▶ _Exercise goal_: In the entries below, every line that contains "label" must be located and copied.

▶ _Data under study_:
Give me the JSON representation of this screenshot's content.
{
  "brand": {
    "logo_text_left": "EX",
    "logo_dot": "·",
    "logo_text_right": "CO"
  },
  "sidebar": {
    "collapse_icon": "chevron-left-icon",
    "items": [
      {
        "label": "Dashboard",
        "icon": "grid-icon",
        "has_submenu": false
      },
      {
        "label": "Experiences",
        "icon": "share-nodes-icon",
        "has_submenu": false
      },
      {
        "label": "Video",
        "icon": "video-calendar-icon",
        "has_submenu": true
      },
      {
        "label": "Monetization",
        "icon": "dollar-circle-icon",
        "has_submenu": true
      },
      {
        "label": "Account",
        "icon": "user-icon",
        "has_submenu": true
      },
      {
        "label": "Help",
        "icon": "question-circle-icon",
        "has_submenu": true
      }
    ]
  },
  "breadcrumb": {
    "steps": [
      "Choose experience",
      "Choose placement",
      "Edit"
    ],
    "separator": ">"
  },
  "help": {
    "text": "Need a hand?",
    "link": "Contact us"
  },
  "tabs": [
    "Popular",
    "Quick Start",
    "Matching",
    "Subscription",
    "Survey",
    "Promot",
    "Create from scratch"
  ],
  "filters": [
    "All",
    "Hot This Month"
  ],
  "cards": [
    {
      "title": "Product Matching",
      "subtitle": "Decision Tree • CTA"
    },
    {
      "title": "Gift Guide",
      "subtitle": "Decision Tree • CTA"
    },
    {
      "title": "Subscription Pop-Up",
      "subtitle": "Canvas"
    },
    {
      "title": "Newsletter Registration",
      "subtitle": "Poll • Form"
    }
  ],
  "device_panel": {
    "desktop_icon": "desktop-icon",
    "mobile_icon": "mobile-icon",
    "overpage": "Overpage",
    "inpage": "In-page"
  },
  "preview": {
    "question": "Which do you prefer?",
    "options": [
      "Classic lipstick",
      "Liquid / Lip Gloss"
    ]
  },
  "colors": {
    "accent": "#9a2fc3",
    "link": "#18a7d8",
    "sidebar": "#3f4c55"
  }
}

▶ _Response to this task_:
        "label": "Dashboard",
        "label": "Experiences",
        "label": "Video",
        "label": "Monetization",
        "label": "Account",
        "label": "Help",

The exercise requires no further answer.